Bulgaria's Nationalists Attack: Like Stepfather, Like Stepson
Bulgaria's largest nationalist party "Ataka", i.e. "Attack" – the only self-described nationalist formation with any tangible following – has seemingly started to fall apart.
Volen Siderov, the charismatic leader and founder of Ataka, is now seeing his highly trusted stepson, Member of the European Parliament Dimitar Stoyanov, turning against him, and demanding his resignation as a party leader.
Siderov's wife and Stoyanov's mother Kapka Siderova also appears to be part of what seems on the outside as a family drama at a party's commanding heights, as she has been sacked as the editor-in-chief of the Ataka newspaper. Thus, Siderov's inner circle is in shambles.

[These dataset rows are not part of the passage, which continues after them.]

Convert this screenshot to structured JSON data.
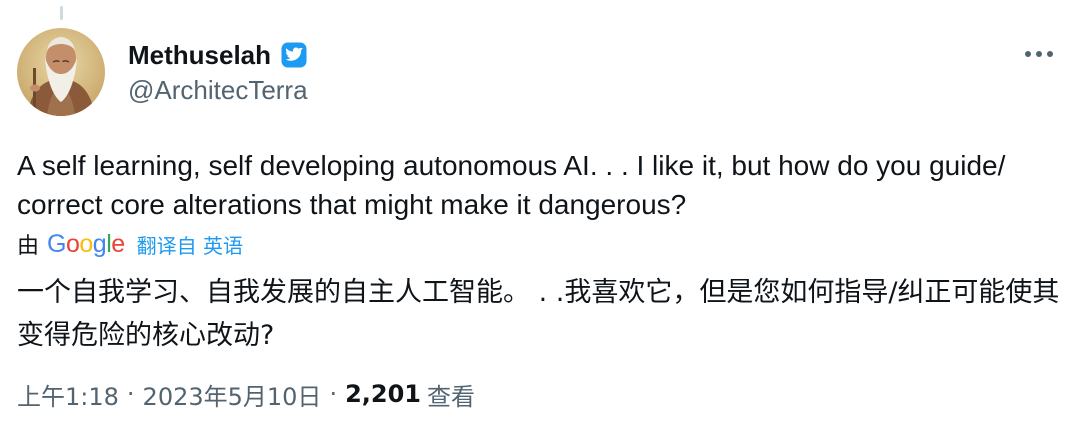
{
  "author": {
    "display_name": "Methuselah",
    "handle": "@ArchitecTerra",
    "verified": true
  },
  "tweet": {
    "text": "A self learning, self developing autonomous AI. . . I like it, but how do you guide/ correct core alterations that might make it dangerous?"
  },
  "translation": {
    "by_label": "由",
    "provider_letters": [
      "G",
      "o",
      "o",
      "g",
      "l",
      "e"
    ],
    "from_label": "翻译自 英语",
    "text": "一个自我学习、自我发展的自主人工智能。 . .我喜欢它，但是您如何指导/纠正可能使其变得危险的核心改动?"
  },
  "meta": {
    "time": "上午1:18",
    "separator": "·",
    "date": "2023年5月10日",
    "views_count": "2,201",
    "views_label": "查看"
  },
  "colors": {
    "accent": "#1d9bf0",
    "secondary_text": "#536471",
    "primary_text": "#0f1419"
  },
  "icons": {
    "verified": "verified-badge-icon",
    "more": "more-options-icon"
  }
}
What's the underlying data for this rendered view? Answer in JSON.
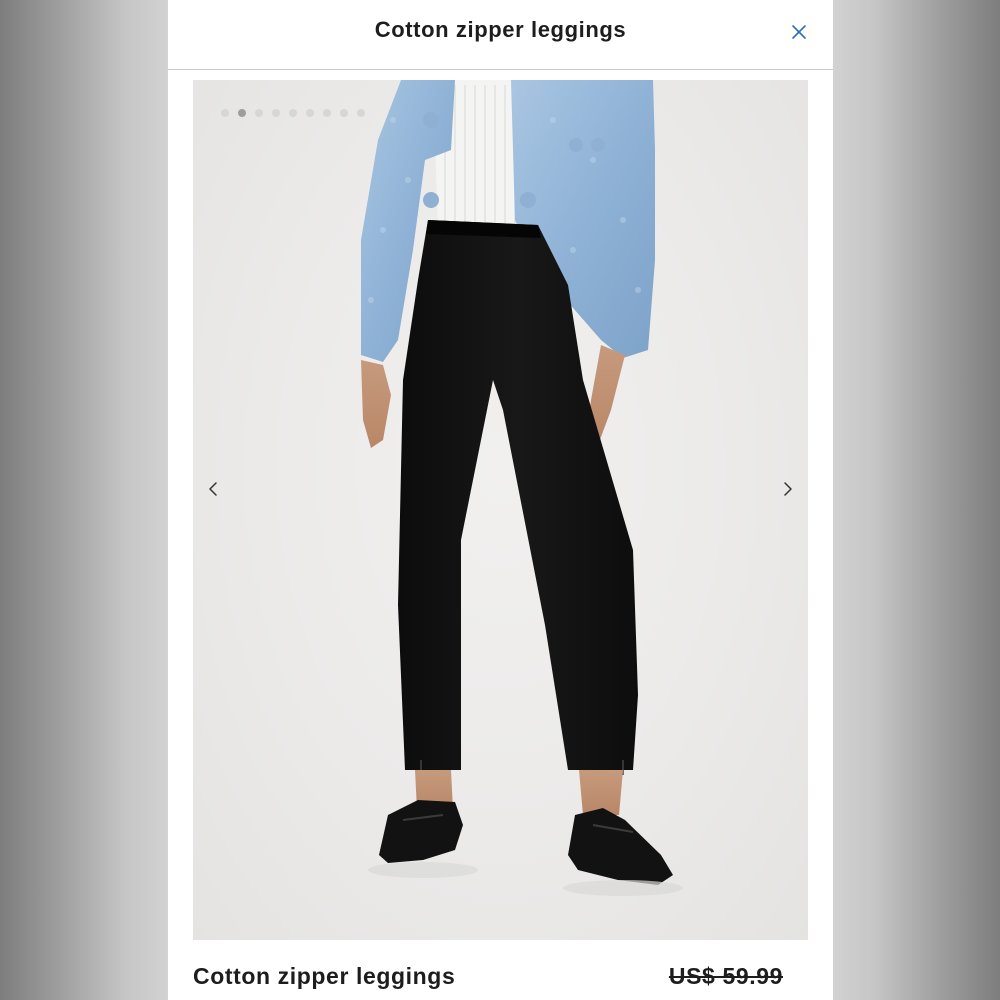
{
  "header": {
    "title": "Cotton zipper leggings",
    "close_icon": "close-icon"
  },
  "gallery": {
    "image_count": 9,
    "active_index": 1,
    "prev_icon": "chevron-left-icon",
    "next_icon": "chevron-right-icon",
    "image_alt": "Model wearing black cotton zipper leggings with light blue jacket and black loafers"
  },
  "product": {
    "name": "Cotton zipper leggings",
    "price": "US$ 59.99"
  },
  "colors": {
    "accent": "#2a6fb8",
    "text": "#1d1d1d",
    "background": "#ffffff"
  }
}
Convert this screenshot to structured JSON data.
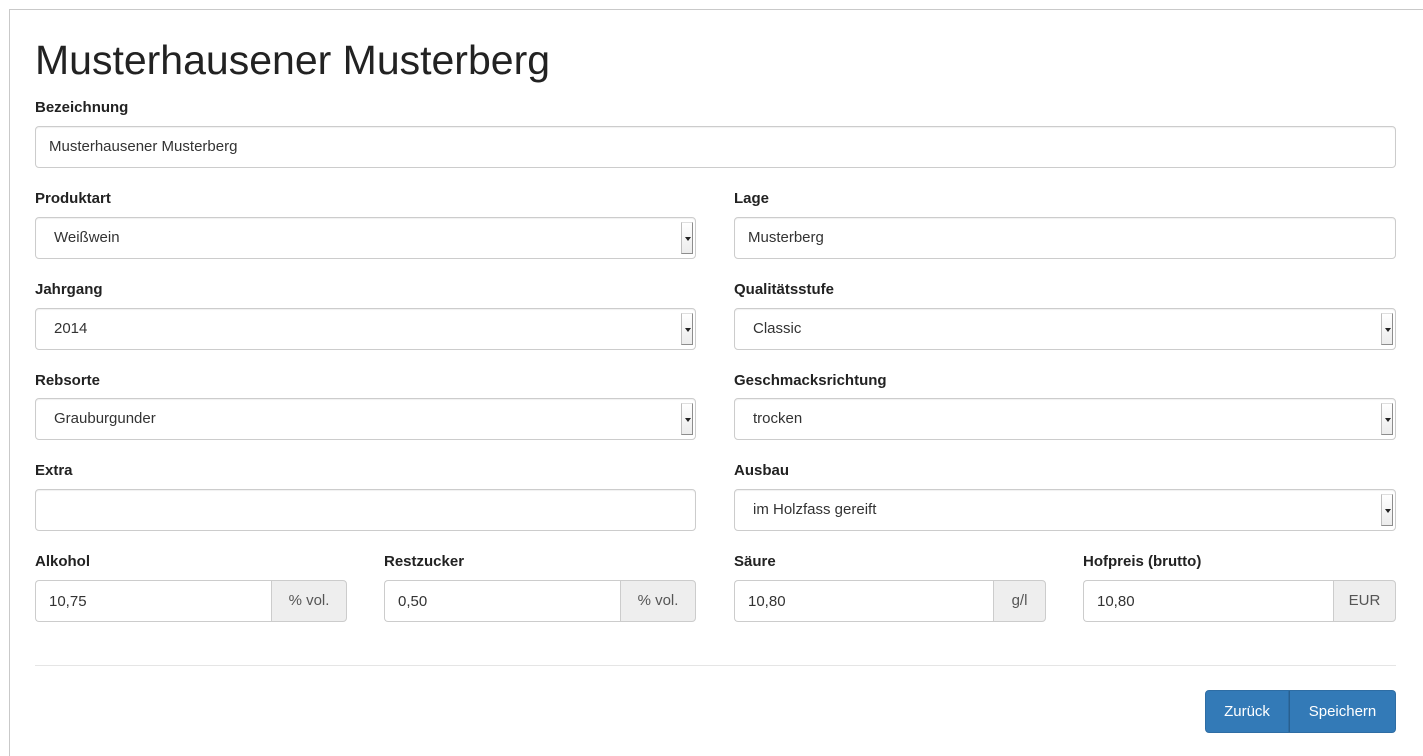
{
  "page": {
    "title": "Musterhausener Musterberg"
  },
  "form": {
    "bezeichnung": {
      "label": "Bezeichnung",
      "value": "Musterhausener Musterberg"
    },
    "produktart": {
      "label": "Produktart",
      "value": "Weißwein"
    },
    "lage": {
      "label": "Lage",
      "value": "Musterberg"
    },
    "jahrgang": {
      "label": "Jahrgang",
      "value": "2014"
    },
    "qualitaetsstufe": {
      "label": "Qualitätsstufe",
      "value": "Classic"
    },
    "rebsorte": {
      "label": "Rebsorte",
      "value": "Grauburgunder"
    },
    "geschmacksrichtung": {
      "label": "Geschmacksrichtung",
      "value": "trocken"
    },
    "extra": {
      "label": "Extra",
      "value": ""
    },
    "ausbau": {
      "label": "Ausbau",
      "value": "im Holzfass gereift"
    },
    "alkohol": {
      "label": "Alkohol",
      "value": "10,75",
      "unit": "% vol."
    },
    "restzucker": {
      "label": "Restzucker",
      "value": "0,50",
      "unit": "% vol."
    },
    "saeure": {
      "label": "Säure",
      "value": "10,80",
      "unit": "g/l"
    },
    "hofpreis": {
      "label": "Hofpreis (brutto)",
      "value": "10,80",
      "unit": "EUR"
    }
  },
  "actions": {
    "back_label": "Zurück",
    "save_label": "Speichern",
    "button_color": "#337ab7"
  }
}
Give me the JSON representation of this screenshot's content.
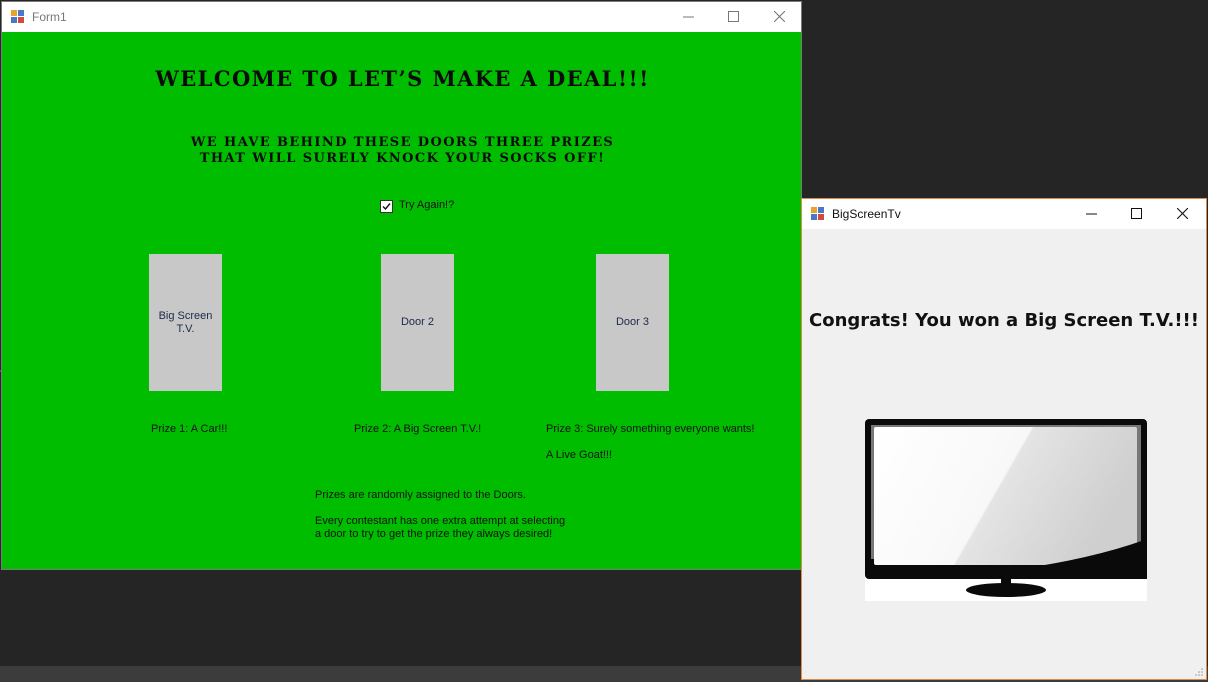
{
  "form1": {
    "title": "Form1",
    "heading": "WELCOME TO LET’S MAKE A DEAL!!!",
    "subheading_line1": "WE HAVE BEHIND THESE DOORS THREE PRIZES",
    "subheading_line2": "THAT WILL SURELY KNOCK YOUR SOCKS OFF!",
    "checkbox_label": "Try Again!?",
    "checkbox_checked": true,
    "doors": [
      {
        "line1": "Big Screen",
        "line2": "T.V."
      },
      {
        "line1": "Door 2",
        "line2": ""
      },
      {
        "line1": "Door 3",
        "line2": ""
      }
    ],
    "prizes": [
      "Prize 1: A Car!!!",
      "Prize 2: A Big Screen T.V.!",
      "Prize 3: Surely something everyone wants!",
      "A Live Goat!!!"
    ],
    "notes": {
      "random": "Prizes are randomly assigned to the Doors.",
      "attempt_line1": "Every contestant has one extra attempt at selecting",
      "attempt_line2": "a door to try to get the prize they always desired!"
    },
    "colors": {
      "background": "#00bd00",
      "door": "#c8c8c8"
    }
  },
  "bigscreentv": {
    "title": "BigScreenTv",
    "message": "Congrats! You won a Big Screen T.V.!!!"
  }
}
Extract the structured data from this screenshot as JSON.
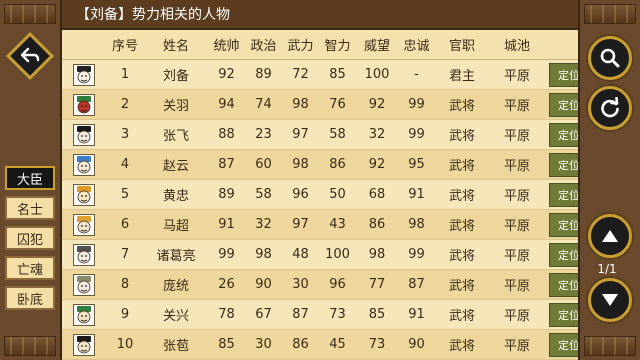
{
  "title": "【刘备】势力相关的人物",
  "columns": [
    "序号",
    "姓名",
    "统帅",
    "政治",
    "武力",
    "智力",
    "威望",
    "忠诚",
    "官职",
    "城池"
  ],
  "side_tabs": [
    {
      "label": "大臣",
      "active": true
    },
    {
      "label": "名士",
      "active": false
    },
    {
      "label": "囚犯",
      "active": false
    },
    {
      "label": "亡魂",
      "active": false
    },
    {
      "label": "卧底",
      "active": false
    }
  ],
  "rows": [
    {
      "no": "1",
      "name": "刘备",
      "lead": "92",
      "pol": "89",
      "war": "72",
      "int": "85",
      "fame": "100",
      "loyal": "-",
      "title": "君主",
      "city": "平原",
      "face": "#f6f2e6",
      "hat": "#222222",
      "locate": "定位"
    },
    {
      "no": "2",
      "name": "关羽",
      "lead": "94",
      "pol": "74",
      "war": "98",
      "int": "76",
      "fame": "92",
      "loyal": "99",
      "title": "武将",
      "city": "平原",
      "face": "#c0342a",
      "hat": "#2f7d3a",
      "locate": "定位"
    },
    {
      "no": "3",
      "name": "张飞",
      "lead": "88",
      "pol": "23",
      "war": "97",
      "int": "58",
      "fame": "32",
      "loyal": "99",
      "title": "武将",
      "city": "平原",
      "face": "#f3ece0",
      "hat": "#1b1b1b",
      "locate": "定位"
    },
    {
      "no": "4",
      "name": "赵云",
      "lead": "87",
      "pol": "60",
      "war": "98",
      "int": "86",
      "fame": "92",
      "loyal": "95",
      "title": "武将",
      "city": "平原",
      "face": "#f4ead8",
      "hat": "#3d7ec8",
      "locate": "定位"
    },
    {
      "no": "5",
      "name": "黄忠",
      "lead": "89",
      "pol": "58",
      "war": "96",
      "int": "50",
      "fame": "68",
      "loyal": "91",
      "title": "武将",
      "city": "平原",
      "face": "#f4e4c0",
      "hat": "#e09a22",
      "locate": "定位"
    },
    {
      "no": "6",
      "name": "马超",
      "lead": "91",
      "pol": "32",
      "war": "97",
      "int": "43",
      "fame": "86",
      "loyal": "98",
      "title": "武将",
      "city": "平原",
      "face": "#f4e6cc",
      "hat": "#e0a030",
      "locate": "定位"
    },
    {
      "no": "7",
      "name": "诸葛亮",
      "lead": "99",
      "pol": "98",
      "war": "48",
      "int": "100",
      "fame": "98",
      "loyal": "99",
      "title": "武将",
      "city": "平原",
      "face": "#f2eee4",
      "hat": "#505050",
      "locate": "定位"
    },
    {
      "no": "8",
      "name": "庞统",
      "lead": "26",
      "pol": "90",
      "war": "30",
      "int": "96",
      "fame": "77",
      "loyal": "87",
      "title": "武将",
      "city": "平原",
      "face": "#f2ede0",
      "hat": "#8a8a6a",
      "locate": "定位"
    },
    {
      "no": "9",
      "name": "关兴",
      "lead": "78",
      "pol": "67",
      "war": "87",
      "int": "73",
      "fame": "85",
      "loyal": "91",
      "title": "武将",
      "city": "平原",
      "face": "#f3e4c8",
      "hat": "#2f7d3a",
      "locate": "定位"
    },
    {
      "no": "10",
      "name": "张苞",
      "lead": "85",
      "pol": "30",
      "war": "86",
      "int": "45",
      "fame": "73",
      "loyal": "90",
      "title": "武将",
      "city": "平原",
      "face": "#f3e4c8",
      "hat": "#1b1b1b",
      "locate": "定位"
    }
  ],
  "page_indicator": "1/1",
  "colors": {
    "panel_bg": "#f4e2ae",
    "title_bar": "#5c3c1e",
    "frame": "#6a4a2c",
    "button_gold": "#c9a030",
    "locate_btn": "#6f7b36"
  },
  "icons": {
    "back": "back-arrow-icon",
    "search": "search-icon",
    "refresh": "refresh-icon",
    "up": "arrow-up-icon",
    "down": "arrow-down-icon"
  }
}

The "family scandal party crisis" might be the last straw in Ataka's descend into oblivion. The formation has lost 6 of its 21 MPs in Parliament in the past two years; an earlier scandal saw leader Siderov in a severe fight with Valeri Simeonov, the owner of the Burgas-based cable TV Skat that helped Siderov rise to prominence as a talk show host back in 2004-2005.
The latest scandal comes after Siderov's Ataka spend 2 years as a de facto informal ally of ruling party GERB and Prime Minister Boyko Borisov, providing Borisov with a parliamentary majority until the PM got enough "independent" MPs backing him that Ataka's support is now no longer needed.
It has been during those two years that Siderov lost his "charm" as his fans saw him utter some words once every few months, as opposed to his incessant bashing of all sorts of political establishments, globalization, the West and Islam prior to 2009.
Make no mistake - the Ataka party, i.e. the "nationalist" vote that it can (or used to) control – is pretty important. Back in 2005 it got 12% of the votes becoming the fourth largest in terms of MPs; in 2006, Siderov made the run-off for the Bulgarian Presidency getting some 600 000 votes.
In the October 2011 elections, Siderov and Ataka got only about 100 000 votes – the result of his voters getting the rather correct idea that their leader had made a deal with Borisov's GERB.
In addition to being "in charge" of several hundred thousand Bulgarian voters, Ataka is key because of the nature of some of those voters whose inclination towards ethnic and religious violence came to the fore during the May 20 incident at the Banya Bashi mosque in downtown Sofia – a gruesome event widely seen as a provocation on part of Ataka to boost its ratings which apparently failed to achieve this goal.
Siderov is now losing the support of his stepson – a previously unthinkable development since he and Stoyanov have made it publicly clear how much they cherish one another.
Stoyanov is trying to convince everybody that he is rising against Siderov on principled grounds. But it is not unlikely that he made some sort of a deal with somebody else on the outside – the way his stepfather seems to have done in dealings with the ruling party – and is now rushing ahead into the "stepdynasty", and trying to gain the leadership post in the party sooner than he was slated to.
The first problem with this plan is that for many Volen Siderov equals Ataka and the other way around.
The second problem is the general problem of most political parties in Bulgaria since the late 19th century – the formation of a party based on a single personality that seriously questions its credibility and robustness once that person is gone – which is actually also the case with the ruling party GERB and its leader Boyko Borisov.
One thing is for certain – Siderov's Ataka party has been dealt a heavy blow, and the big question, whether it survives it or not, is who or what might replace it, and how unpredictable the new entity could be with respect to riding on the often destructive wave of self-perceived nationalists in Bulgaria combined the discontents of the countryside – i.e. people who for subjective or objective reasons are eager to "attack."